Compiling the Program

To compile the Example program, execute the compiler, javac, specifying the name of the source file on the command line, as shown here:


The javac compiler creates a file called Example.class that contains the bytecode version of the program. As discussed earlier, the Java bytecode is the intermediate representation of your program that contains instructions the Java Virtual Machine will execute. Thus, the output of javac is not code that can be directly executed.

To actually run the program, you must use the Java application launcher, called java.To do so, pass the class name Example as a  command-line argument, as shown here:

C:\>java Example

When the program is run, the following output is displayed:

This is a simple Java program.
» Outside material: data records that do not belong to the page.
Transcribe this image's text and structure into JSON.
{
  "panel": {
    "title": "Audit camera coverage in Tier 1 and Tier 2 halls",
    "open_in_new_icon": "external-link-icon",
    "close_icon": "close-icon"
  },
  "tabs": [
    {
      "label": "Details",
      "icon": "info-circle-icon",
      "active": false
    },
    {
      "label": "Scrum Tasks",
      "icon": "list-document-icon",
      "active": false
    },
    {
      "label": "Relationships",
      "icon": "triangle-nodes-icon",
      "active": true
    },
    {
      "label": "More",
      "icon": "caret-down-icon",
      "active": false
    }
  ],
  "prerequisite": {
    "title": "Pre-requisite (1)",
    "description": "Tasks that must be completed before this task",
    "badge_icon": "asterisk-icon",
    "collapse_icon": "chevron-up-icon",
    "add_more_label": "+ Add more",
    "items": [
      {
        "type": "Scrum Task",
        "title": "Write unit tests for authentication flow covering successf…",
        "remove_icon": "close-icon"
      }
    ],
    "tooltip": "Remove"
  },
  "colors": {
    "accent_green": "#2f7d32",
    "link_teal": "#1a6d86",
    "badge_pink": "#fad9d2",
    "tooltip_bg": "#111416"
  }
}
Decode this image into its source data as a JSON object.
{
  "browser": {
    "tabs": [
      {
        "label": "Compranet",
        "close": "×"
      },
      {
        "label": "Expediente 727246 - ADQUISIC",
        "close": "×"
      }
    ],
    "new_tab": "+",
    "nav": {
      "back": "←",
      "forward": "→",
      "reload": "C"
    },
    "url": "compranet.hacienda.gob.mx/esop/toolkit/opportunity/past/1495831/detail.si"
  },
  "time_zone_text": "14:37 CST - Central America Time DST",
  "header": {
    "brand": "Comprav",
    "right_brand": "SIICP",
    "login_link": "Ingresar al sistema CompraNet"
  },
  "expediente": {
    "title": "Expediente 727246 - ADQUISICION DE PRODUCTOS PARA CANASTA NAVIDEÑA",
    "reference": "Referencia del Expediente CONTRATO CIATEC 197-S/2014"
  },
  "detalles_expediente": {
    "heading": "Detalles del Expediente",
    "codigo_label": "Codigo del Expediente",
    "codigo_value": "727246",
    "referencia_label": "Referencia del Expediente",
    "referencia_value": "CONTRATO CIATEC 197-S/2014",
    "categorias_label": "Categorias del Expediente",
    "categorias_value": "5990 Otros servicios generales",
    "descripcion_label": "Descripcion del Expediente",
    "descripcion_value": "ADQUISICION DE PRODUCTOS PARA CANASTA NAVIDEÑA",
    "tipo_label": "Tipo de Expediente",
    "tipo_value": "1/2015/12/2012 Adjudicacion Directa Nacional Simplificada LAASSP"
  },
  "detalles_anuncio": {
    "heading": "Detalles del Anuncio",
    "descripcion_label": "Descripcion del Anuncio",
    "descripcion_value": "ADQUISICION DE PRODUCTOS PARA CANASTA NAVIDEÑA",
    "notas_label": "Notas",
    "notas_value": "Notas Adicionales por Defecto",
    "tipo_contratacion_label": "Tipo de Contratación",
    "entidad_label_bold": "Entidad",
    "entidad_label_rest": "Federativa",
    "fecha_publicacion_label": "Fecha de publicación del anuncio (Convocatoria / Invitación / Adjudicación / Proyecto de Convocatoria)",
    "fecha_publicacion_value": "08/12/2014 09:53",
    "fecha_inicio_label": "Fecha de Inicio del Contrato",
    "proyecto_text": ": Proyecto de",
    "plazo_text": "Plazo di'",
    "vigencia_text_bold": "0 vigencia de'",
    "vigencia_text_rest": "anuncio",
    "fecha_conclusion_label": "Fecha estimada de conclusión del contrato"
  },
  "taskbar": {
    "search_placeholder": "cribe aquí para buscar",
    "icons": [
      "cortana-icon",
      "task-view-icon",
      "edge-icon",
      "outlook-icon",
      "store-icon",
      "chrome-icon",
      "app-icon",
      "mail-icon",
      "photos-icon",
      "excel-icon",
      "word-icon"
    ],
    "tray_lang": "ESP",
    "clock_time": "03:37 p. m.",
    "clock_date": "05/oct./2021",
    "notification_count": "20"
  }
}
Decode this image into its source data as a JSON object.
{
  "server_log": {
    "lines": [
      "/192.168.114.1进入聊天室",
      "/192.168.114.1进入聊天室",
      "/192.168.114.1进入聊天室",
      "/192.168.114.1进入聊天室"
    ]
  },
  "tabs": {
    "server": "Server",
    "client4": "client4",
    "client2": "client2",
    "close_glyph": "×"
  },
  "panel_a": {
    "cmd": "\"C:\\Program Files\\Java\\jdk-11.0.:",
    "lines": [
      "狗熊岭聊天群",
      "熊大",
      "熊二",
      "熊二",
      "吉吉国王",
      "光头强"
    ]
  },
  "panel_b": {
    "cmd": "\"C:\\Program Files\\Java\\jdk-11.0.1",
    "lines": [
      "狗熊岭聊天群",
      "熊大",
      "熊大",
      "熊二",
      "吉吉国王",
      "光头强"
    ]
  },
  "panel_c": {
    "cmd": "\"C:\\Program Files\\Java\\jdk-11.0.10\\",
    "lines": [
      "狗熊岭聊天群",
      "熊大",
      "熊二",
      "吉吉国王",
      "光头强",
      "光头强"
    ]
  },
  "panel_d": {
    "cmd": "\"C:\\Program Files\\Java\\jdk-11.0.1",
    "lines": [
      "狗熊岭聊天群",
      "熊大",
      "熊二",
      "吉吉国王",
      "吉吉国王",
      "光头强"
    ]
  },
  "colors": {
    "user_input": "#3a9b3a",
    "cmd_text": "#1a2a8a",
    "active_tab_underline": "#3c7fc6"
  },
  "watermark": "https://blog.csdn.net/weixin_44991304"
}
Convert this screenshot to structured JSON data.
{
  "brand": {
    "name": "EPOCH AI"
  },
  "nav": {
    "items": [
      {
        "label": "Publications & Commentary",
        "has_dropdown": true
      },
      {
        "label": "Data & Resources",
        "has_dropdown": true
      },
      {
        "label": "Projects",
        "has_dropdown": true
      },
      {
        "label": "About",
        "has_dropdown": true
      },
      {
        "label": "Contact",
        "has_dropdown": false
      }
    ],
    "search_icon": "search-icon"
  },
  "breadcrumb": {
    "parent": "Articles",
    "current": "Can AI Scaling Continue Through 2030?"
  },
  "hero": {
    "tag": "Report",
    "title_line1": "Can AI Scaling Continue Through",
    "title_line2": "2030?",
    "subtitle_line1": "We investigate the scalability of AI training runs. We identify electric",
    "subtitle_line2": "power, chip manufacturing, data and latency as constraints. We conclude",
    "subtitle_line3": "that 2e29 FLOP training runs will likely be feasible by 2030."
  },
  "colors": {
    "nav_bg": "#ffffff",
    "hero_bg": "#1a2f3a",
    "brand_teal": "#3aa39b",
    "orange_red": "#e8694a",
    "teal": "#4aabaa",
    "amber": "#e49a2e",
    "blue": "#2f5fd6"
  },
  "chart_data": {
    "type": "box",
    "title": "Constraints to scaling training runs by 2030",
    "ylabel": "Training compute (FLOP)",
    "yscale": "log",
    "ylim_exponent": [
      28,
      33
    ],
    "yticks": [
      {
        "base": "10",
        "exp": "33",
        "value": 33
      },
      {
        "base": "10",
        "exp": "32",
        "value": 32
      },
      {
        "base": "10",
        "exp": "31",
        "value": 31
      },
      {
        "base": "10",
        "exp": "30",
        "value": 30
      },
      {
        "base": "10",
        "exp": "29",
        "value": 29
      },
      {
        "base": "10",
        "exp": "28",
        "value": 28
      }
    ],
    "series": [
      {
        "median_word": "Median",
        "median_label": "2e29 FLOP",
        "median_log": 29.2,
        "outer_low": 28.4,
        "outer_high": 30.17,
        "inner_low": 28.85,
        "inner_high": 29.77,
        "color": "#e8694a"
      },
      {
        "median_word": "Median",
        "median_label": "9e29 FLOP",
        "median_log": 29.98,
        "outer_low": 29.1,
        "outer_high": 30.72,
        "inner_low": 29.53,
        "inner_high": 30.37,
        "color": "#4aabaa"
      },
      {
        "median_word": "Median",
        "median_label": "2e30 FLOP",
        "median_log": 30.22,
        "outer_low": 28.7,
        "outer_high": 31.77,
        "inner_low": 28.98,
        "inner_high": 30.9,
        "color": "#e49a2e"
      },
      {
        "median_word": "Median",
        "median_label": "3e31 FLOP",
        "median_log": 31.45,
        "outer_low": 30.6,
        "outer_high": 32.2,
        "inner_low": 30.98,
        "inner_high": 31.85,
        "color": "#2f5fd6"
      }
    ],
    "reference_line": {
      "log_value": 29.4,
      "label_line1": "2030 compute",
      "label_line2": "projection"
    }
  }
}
When Java source code is compiled, each individual class is put into its own output file named after the class and using the .class extension. This is why it is a good idea to give your Java source files the same name as the class they contain—the name of the source file will match the name of the .class file. When you execute java as just shown, you are actually specifying the name of the class that you want to execute. It will automatically search for a file by that name that has the .class extension. If it finds the file, it will execute the code contained in the specified class.